> _WORK TO COMPLETE_
Reproduce the data in full, exactly as given, leaving images out.

(Items listed in a dataset)
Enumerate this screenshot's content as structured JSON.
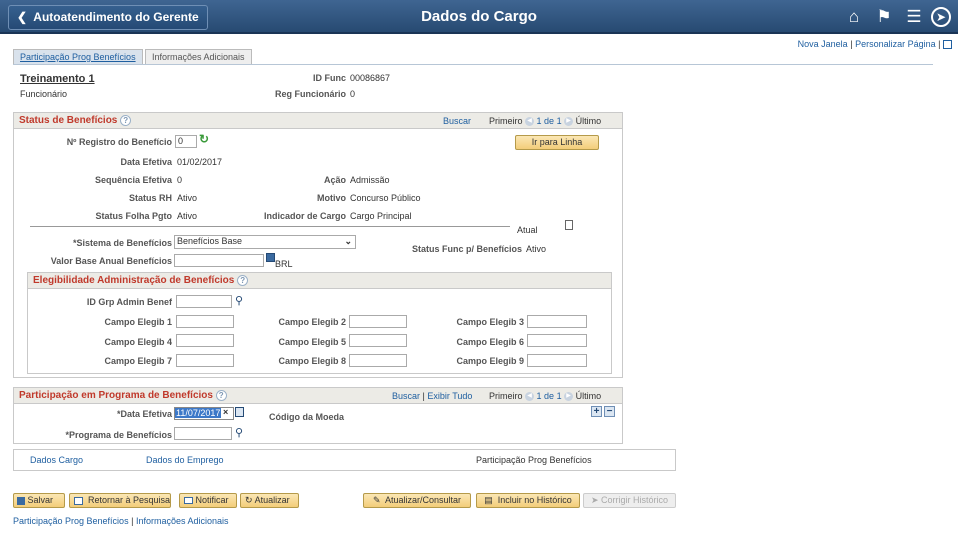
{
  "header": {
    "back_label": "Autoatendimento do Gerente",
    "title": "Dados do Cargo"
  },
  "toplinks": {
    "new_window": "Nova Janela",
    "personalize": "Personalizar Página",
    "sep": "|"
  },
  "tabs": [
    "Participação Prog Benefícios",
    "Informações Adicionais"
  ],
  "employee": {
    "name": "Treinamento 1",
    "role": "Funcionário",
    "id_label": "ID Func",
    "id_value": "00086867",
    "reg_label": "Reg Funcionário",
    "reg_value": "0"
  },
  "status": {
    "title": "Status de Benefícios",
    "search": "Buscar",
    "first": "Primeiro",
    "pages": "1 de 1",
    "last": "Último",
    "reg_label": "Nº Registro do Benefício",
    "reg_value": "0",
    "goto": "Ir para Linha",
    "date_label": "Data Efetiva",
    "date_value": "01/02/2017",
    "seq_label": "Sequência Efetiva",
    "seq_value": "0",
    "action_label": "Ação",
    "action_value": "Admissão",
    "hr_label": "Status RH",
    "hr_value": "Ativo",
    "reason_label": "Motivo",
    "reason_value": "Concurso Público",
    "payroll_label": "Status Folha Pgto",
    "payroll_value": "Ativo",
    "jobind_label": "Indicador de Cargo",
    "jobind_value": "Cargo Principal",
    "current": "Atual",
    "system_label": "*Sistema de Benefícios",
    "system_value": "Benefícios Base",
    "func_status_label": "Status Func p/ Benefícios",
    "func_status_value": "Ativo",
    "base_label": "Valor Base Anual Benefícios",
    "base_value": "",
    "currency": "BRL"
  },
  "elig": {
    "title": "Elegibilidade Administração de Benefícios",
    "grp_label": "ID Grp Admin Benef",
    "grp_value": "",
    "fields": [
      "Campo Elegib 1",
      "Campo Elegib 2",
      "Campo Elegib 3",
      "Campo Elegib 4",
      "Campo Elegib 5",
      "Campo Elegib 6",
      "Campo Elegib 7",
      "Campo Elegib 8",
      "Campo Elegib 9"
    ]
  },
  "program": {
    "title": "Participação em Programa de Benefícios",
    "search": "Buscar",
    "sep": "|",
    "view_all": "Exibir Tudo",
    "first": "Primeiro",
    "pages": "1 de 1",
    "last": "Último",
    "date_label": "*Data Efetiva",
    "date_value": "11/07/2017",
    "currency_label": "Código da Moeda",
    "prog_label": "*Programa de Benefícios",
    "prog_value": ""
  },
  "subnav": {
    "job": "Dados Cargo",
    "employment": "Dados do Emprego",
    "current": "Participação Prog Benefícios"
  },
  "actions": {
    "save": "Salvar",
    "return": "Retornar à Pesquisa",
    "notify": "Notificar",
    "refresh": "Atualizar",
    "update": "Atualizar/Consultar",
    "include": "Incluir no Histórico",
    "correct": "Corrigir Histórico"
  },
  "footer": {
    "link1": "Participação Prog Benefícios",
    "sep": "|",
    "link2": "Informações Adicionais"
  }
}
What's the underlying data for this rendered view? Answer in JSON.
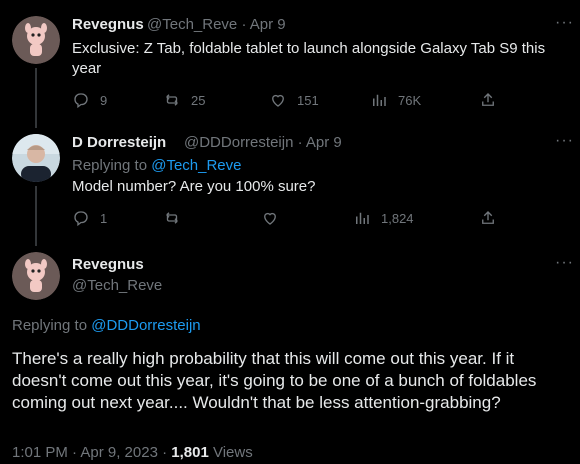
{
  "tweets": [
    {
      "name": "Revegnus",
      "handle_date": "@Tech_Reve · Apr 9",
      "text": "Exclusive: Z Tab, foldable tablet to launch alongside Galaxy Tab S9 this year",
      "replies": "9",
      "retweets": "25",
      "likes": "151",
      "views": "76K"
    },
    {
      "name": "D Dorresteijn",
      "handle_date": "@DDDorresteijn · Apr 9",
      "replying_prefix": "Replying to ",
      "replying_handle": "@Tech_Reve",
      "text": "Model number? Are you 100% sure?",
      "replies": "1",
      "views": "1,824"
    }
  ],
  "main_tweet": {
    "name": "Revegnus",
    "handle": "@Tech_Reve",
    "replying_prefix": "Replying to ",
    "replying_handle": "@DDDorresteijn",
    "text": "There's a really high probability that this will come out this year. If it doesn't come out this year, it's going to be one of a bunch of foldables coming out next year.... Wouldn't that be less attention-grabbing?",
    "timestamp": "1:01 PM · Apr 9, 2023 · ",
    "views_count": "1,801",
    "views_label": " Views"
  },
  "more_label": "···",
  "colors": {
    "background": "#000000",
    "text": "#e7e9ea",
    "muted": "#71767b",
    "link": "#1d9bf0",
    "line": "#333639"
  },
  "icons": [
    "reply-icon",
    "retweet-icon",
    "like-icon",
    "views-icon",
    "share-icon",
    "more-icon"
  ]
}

> _EXPECTED ANSWER_
Enumerate this screenshot's content as structured JSON.
{
  "header": {
    "back_label": "Autoatendimento do Gerente",
    "title": "Dados do Cargo"
  },
  "toplinks": {
    "new_window": "Nova Janela",
    "personalize": "Personalizar Página",
    "sep": "|"
  },
  "tabs": [
    "Participação Prog Benefícios",
    "Informações Adicionais"
  ],
  "employee": {
    "name": "Treinamento 1",
    "role": "Funcionário",
    "id_label": "ID Func",
    "id_value": "00086867",
    "reg_label": "Reg Funcionário",
    "reg_value": "0"
  },
  "status": {
    "title": "Status de Benefícios",
    "search": "Buscar",
    "first": "Primeiro",
    "pages": "1 de 1",
    "last": "Último",
    "reg_label": "Nº Registro do Benefício",
    "reg_value": "0",
    "goto": "Ir para Linha",
    "date_label": "Data Efetiva",
    "date_value": "01/02/2017",
    "seq_label": "Sequência Efetiva",
    "seq_value": "0",
    "action_label": "Ação",
    "action_value": "Admissão",
    "hr_label": "Status RH",
    "hr_value": "Ativo",
    "reason_label": "Motivo",
    "reason_value": "Concurso Público",
    "payroll_label": "Status Folha Pgto",
    "payroll_value": "Ativo",
    "jobind_label": "Indicador de Cargo",
    "jobind_value": "Cargo Principal",
    "current": "Atual",
    "system_label": "*Sistema de Benefícios",
    "system_value": "Benefícios Base",
    "func_status_label": "Status Func p/ Benefícios",
    "func_status_value": "Ativo",
    "base_label": "Valor Base Anual Benefícios",
    "base_value": "",
    "currency": "BRL"
  },
  "elig": {
    "title": "Elegibilidade Administração de Benefícios",
    "grp_label": "ID Grp Admin Benef",
    "grp_value": "",
    "fields": [
      "Campo Elegib 1",
      "Campo Elegib 2",
      "Campo Elegib 3",
      "Campo Elegib 4",
      "Campo Elegib 5",
      "Campo Elegib 6",
      "Campo Elegib 7",
      "Campo Elegib 8",
      "Campo Elegib 9"
    ]
  },
  "program": {
    "title": "Participação em Programa de Benefícios",
    "search": "Buscar",
    "sep": "|",
    "view_all": "Exibir Tudo",
    "first": "Primeiro",
    "pages": "1 de 1",
    "last": "Último",
    "date_label": "*Data Efetiva",
    "date_value": "11/07/2017",
    "currency_label": "Código da Moeda",
    "prog_label": "*Programa de Benefícios",
    "prog_value": ""
  },
  "subnav": {
    "job": "Dados Cargo",
    "employment": "Dados do Emprego",
    "current": "Participação Prog Benefícios"
  },
  "actions": {
    "save": "Salvar",
    "return": "Retornar à Pesquisa",
    "notify": "Notificar",
    "refresh": "Atualizar",
    "update": "Atualizar/Consultar",
    "include": "Incluir no Histórico",
    "correct": "Corrigir Histórico"
  },
  "footer": {
    "link1": "Participação Prog Benefícios",
    "sep": "|",
    "link2": "Informações Adicionais"
  }
}
What's the underlying data for this rendered view? Answer in JSON.
{
  "tweets": [
    {
      "name": "Revegnus",
      "handle_date": "@Tech_Reve · Apr 9",
      "text": "Exclusive: Z Tab, foldable tablet to launch alongside Galaxy Tab S9 this year",
      "replies": "9",
      "retweets": "25",
      "likes": "151",
      "views": "76K"
    },
    {
      "name": "D Dorresteijn",
      "handle_date": "@DDDorresteijn · Apr 9",
      "replying_prefix": "Replying to ",
      "replying_handle": "@Tech_Reve",
      "text": "Model number? Are you 100% sure?",
      "replies": "1",
      "views": "1,824"
    }
  ],
  "main_tweet": {
    "name": "Revegnus",
    "handle": "@Tech_Reve",
    "replying_prefix": "Replying to ",
    "replying_handle": "@DDDorresteijn",
    "text": "There's a really high probability that this will come out this year. If it doesn't come out this year, it's going to be one of a bunch of foldables coming out next year.... Wouldn't that be less attention-grabbing?",
    "timestamp": "1:01 PM · Apr 9, 2023 · ",
    "views_count": "1,801",
    "views_label": " Views"
  },
  "more_label": "···",
  "colors": {
    "background": "#000000",
    "text": "#e7e9ea",
    "muted": "#71767b",
    "link": "#1d9bf0",
    "line": "#333639"
  },
  "icons": [
    "reply-icon",
    "retweet-icon",
    "like-icon",
    "views-icon",
    "share-icon",
    "more-icon"
  ]
}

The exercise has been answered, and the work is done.